What this task involves – I'd like every line in the following listing that holds "label" copied.

= = = = =

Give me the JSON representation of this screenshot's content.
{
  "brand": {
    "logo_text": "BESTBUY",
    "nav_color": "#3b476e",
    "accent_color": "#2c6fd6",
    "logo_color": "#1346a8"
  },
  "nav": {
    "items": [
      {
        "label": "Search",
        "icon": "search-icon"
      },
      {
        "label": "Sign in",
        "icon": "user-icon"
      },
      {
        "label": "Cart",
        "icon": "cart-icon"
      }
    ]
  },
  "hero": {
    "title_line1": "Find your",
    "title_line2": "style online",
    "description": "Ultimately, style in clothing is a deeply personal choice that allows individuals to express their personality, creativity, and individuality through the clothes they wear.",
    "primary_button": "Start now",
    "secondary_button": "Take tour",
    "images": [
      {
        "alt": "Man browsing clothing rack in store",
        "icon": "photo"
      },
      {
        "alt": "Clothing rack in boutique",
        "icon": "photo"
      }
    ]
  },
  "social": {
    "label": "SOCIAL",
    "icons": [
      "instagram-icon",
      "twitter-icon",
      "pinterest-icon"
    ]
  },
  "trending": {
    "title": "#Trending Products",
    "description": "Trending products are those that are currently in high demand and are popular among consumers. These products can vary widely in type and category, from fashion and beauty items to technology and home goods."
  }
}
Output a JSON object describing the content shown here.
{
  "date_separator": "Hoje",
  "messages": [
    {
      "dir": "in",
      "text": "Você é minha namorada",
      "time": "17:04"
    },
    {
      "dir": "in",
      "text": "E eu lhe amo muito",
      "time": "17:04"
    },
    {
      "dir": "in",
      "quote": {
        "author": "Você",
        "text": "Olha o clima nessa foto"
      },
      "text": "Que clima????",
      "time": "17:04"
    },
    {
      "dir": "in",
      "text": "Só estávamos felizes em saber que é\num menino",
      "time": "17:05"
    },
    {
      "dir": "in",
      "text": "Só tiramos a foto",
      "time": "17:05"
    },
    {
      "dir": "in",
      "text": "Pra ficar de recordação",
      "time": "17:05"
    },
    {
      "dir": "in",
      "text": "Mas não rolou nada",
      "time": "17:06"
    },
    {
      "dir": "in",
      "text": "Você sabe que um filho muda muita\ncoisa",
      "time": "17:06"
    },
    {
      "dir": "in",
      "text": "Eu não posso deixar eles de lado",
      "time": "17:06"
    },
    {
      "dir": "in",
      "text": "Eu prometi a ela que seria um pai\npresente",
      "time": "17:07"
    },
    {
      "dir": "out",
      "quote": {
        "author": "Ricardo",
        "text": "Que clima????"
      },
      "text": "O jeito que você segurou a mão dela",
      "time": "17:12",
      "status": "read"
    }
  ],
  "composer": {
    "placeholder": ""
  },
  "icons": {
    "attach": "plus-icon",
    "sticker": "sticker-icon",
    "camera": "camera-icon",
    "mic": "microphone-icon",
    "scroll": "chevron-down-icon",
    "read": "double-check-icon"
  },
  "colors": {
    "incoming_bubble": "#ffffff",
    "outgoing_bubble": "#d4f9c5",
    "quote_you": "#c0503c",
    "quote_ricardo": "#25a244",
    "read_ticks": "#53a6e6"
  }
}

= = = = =

Reply to the task –
        "label": "Search",
        "label": "Sign in",
        "label": "Cart",
    "label": "SOCIAL",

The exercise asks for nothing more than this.